### Task to complete:
Exact copies of the records below are required.

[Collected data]
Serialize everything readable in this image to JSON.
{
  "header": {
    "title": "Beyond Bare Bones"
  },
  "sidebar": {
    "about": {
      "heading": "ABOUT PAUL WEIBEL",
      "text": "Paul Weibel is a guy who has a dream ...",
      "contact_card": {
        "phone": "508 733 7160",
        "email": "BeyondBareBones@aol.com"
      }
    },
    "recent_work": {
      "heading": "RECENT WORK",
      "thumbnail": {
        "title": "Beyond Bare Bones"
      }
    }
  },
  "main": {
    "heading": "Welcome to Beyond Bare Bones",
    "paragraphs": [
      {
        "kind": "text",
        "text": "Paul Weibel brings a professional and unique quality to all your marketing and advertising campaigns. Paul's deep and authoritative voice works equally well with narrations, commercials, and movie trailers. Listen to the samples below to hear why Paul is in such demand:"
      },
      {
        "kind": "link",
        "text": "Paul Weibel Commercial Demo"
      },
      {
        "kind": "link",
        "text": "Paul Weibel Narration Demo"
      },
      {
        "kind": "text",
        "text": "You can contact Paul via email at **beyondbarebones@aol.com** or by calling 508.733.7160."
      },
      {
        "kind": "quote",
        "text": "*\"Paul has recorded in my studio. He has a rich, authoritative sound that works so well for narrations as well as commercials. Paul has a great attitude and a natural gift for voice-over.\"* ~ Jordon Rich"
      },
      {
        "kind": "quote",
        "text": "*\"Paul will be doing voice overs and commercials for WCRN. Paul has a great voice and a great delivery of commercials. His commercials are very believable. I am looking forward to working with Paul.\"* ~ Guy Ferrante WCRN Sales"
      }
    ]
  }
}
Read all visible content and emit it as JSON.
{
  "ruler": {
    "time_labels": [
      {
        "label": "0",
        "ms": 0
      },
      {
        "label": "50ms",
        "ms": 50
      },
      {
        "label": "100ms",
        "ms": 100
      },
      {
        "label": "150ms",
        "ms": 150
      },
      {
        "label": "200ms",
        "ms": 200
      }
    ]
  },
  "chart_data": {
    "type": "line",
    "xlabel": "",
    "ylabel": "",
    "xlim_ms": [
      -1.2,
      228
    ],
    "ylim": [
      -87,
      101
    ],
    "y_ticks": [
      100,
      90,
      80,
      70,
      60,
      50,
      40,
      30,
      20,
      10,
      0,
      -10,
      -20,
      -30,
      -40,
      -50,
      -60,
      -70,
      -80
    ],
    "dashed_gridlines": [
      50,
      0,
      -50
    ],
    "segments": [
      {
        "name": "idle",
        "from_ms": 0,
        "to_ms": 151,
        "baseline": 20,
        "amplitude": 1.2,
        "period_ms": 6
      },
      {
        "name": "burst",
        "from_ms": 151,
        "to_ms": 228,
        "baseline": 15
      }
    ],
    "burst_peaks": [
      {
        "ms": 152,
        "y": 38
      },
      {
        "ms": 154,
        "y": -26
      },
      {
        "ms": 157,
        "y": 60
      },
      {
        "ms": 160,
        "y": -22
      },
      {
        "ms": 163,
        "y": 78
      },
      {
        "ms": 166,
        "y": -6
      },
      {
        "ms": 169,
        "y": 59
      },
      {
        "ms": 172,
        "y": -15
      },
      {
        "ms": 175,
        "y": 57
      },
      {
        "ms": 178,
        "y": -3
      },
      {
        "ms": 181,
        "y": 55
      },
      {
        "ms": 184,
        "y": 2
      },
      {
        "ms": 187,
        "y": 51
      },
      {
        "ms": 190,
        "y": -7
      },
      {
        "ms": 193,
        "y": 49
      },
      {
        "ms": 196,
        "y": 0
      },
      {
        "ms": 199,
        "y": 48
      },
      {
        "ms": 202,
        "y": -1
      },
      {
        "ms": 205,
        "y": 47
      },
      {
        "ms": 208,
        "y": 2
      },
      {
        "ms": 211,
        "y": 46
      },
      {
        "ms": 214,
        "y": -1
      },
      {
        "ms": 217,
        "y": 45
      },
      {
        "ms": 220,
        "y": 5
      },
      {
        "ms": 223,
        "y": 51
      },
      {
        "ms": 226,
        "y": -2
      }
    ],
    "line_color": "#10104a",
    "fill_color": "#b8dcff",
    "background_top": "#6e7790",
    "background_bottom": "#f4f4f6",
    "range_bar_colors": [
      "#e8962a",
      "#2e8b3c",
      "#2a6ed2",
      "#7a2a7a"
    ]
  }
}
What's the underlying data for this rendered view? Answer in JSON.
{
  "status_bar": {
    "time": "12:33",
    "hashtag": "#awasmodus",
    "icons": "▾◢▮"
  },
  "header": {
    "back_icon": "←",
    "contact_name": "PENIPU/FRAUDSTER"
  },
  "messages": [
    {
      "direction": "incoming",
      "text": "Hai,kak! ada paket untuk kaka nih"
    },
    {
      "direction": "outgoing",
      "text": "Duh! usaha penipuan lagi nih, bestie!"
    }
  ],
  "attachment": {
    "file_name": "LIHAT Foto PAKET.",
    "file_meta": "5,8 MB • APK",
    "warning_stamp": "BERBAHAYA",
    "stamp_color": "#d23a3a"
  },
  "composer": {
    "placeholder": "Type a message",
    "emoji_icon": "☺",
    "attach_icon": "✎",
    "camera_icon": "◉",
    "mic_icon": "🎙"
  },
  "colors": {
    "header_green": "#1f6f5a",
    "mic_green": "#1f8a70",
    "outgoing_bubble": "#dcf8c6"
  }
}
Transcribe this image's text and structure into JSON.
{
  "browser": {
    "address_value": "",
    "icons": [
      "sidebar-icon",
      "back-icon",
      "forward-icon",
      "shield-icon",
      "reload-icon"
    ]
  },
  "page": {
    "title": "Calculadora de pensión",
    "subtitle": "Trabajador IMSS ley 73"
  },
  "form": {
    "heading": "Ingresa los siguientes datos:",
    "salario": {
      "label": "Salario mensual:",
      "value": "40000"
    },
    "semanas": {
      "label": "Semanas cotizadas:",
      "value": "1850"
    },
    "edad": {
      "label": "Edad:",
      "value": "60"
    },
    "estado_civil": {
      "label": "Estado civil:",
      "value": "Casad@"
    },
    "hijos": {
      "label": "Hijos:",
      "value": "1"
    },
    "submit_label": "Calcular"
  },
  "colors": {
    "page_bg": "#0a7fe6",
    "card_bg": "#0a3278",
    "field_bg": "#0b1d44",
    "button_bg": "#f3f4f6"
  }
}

### Task answer:
Serialize everything readable in this image to JSON.
{
  "header": {
    "title": "Beyond Bare Bones"
  },
  "sidebar": {
    "about": {
      "heading": "ABOUT PAUL WEIBEL",
      "text": "Paul Weibel is a guy who has a dream ...",
      "contact_card": {
        "phone": "508 733 7160",
        "email": "BeyondBareBones@aol.com"
      }
    },
    "recent_work": {
      "heading": "RECENT WORK",
      "thumbnail": {
        "title": "Beyond Bare Bones"
      }
    }
  },
  "main": {
    "heading": "Welcome to Beyond Bare Bones",
    "paragraphs": [
      {
        "kind": "text",
        "text": "Paul Weibel brings a professional and unique quality to all your marketing and advertising campaigns. Paul's deep and authoritative voice works equally well with narrations, commercials, and movie trailers. Listen to the samples below to hear why Paul is in such demand:"
      },
      {
        "kind": "link",
        "text": "Paul Weibel Commercial Demo"
      },
      {
        "kind": "link",
        "text": "Paul Weibel Narration Demo"
      },
      {
        "kind": "text",
        "text": "You can contact Paul via email at **beyondbarebones@aol.com** or by calling 508.733.7160."
      },
      {
        "kind": "quote",
        "text": "*\"Paul has recorded in my studio. He has a rich, authoritative sound that works so well for narrations as well as commercials. Paul has a great attitude and a natural gift for voice-over.\"* ~ Jordon Rich"
      },
      {
        "kind": "quote",
        "text": "*\"Paul will be doing voice overs and commercials for WCRN. Paul has a great voice and a great delivery of commercials. His commercials are very believable. I am looking forward to working with Paul.\"* ~ Guy Ferrante WCRN Sales"
      }
    ]
  }
}
Read all visible content and emit it as JSON.
{
  "ruler": {
    "time_labels": [
      {
        "label": "0",
        "ms": 0
      },
      {
        "label": "50ms",
        "ms": 50
      },
      {
        "label": "100ms",
        "ms": 100
      },
      {
        "label": "150ms",
        "ms": 150
      },
      {
        "label": "200ms",
        "ms": 200
      }
    ]
  },
  "chart_data": {
    "type": "line",
    "xlabel": "",
    "ylabel": "",
    "xlim_ms": [
      -1.2,
      228
    ],
    "ylim": [
      -87,
      101
    ],
    "y_ticks": [
      100,
      90,
      80,
      70,
      60,
      50,
      40,
      30,
      20,
      10,
      0,
      -10,
      -20,
      -30,
      -40,
      -50,
      -60,
      -70,
      -80
    ],
    "dashed_gridlines": [
      50,
      0,
      -50
    ],
    "segments": [
      {
        "name": "idle",
        "from_ms": 0,
        "to_ms": 151,
        "baseline": 20,
        "amplitude": 1.2,
        "period_ms": 6
      },
      {
        "name": "burst",
        "from_ms": 151,
        "to_ms": 228,
        "baseline": 15
      }
    ],
    "burst_peaks": [
      {
        "ms": 152,
        "y": 38
      },
      {
        "ms": 154,
        "y": -26
      },
      {
        "ms": 157,
        "y": 60
      },
      {
        "ms": 160,
        "y": -22
      },
      {
        "ms": 163,
        "y": 78
      },
      {
        "ms": 166,
        "y": -6
      },
      {
        "ms": 169,
        "y": 59
      },
      {
        "ms": 172,
        "y": -15
      },
      {
        "ms": 175,
        "y": 57
      },
      {
        "ms": 178,
        "y": -3
      },
      {
        "ms": 181,
        "y": 55
      },
      {
        "ms": 184,
        "y": 2
      },
      {
        "ms": 187,
        "y": 51
      },
      {
        "ms": 190,
        "y": -7
      },
      {
        "ms": 193,
        "y": 49
      },
      {
        "ms": 196,
        "y": 0
      },
      {
        "ms": 199,
        "y": 48
      },
      {
        "ms": 202,
        "y": -1
      },
      {
        "ms": 205,
        "y": 47
      },
      {
        "ms": 208,
        "y": 2
      },
      {
        "ms": 211,
        "y": 46
      },
      {
        "ms": 214,
        "y": -1
      },
      {
        "ms": 217,
        "y": 45
      },
      {
        "ms": 220,
        "y": 5
      },
      {
        "ms": 223,
        "y": 51
      },
      {
        "ms": 226,
        "y": -2
      }
    ],
    "line_color": "#10104a",
    "fill_color": "#b8dcff",
    "background_top": "#6e7790",
    "background_bottom": "#f4f4f6",
    "range_bar_colors": [
      "#e8962a",
      "#2e8b3c",
      "#2a6ed2",
      "#7a2a7a"
    ]
  }
}
What's the underlying data for this rendered view? Answer in JSON.
{
  "status_bar": {
    "time": "12:33",
    "hashtag": "#awasmodus",
    "icons": "▾◢▮"
  },
  "header": {
    "back_icon": "←",
    "contact_name": "PENIPU/FRAUDSTER"
  },
  "messages": [
    {
      "direction": "incoming",
      "text": "Hai,kak! ada paket untuk kaka nih"
    },
    {
      "direction": "outgoing",
      "text": "Duh! usaha penipuan lagi nih, bestie!"
    }
  ],
  "attachment": {
    "file_name": "LIHAT Foto PAKET.",
    "file_meta": "5,8 MB • APK",
    "warning_stamp": "BERBAHAYA",
    "stamp_color": "#d23a3a"
  },
  "composer": {
    "placeholder": "Type a message",
    "emoji_icon": "☺",
    "attach_icon": "✎",
    "camera_icon": "◉",
    "mic_icon": "🎙"
  },
  "colors": {
    "header_green": "#1f6f5a",
    "mic_green": "#1f8a70",
    "outgoing_bubble": "#dcf8c6"
  }
}
Transcribe this image's text and structure into JSON.
{
  "browser": {
    "address_value": "",
    "icons": [
      "sidebar-icon",
      "back-icon",
      "forward-icon",
      "shield-icon",
      "reload-icon"
    ]
  },
  "page": {
    "title": "Calculadora de pensión",
    "subtitle": "Trabajador IMSS ley 73"
  },
  "form": {
    "heading": "Ingresa los siguientes datos:",
    "salario": {
      "label": "Salario mensual:",
      "value": "40000"
    },
    "semanas": {
      "label": "Semanas cotizadas:",
      "value": "1850"
    },
    "edad": {
      "label": "Edad:",
      "value": "60"
    },
    "estado_civil": {
      "label": "Estado civil:",
      "value": "Casad@"
    },
    "hijos": {
      "label": "Hijos:",
      "value": "1"
    },
    "submit_label": "Calcular"
  },
  "colors": {
    "page_bg": "#0a7fe6",
    "card_bg": "#0a3278",
    "field_bg": "#0b1d44",
    "button_bg": "#f3f4f6"
  }
}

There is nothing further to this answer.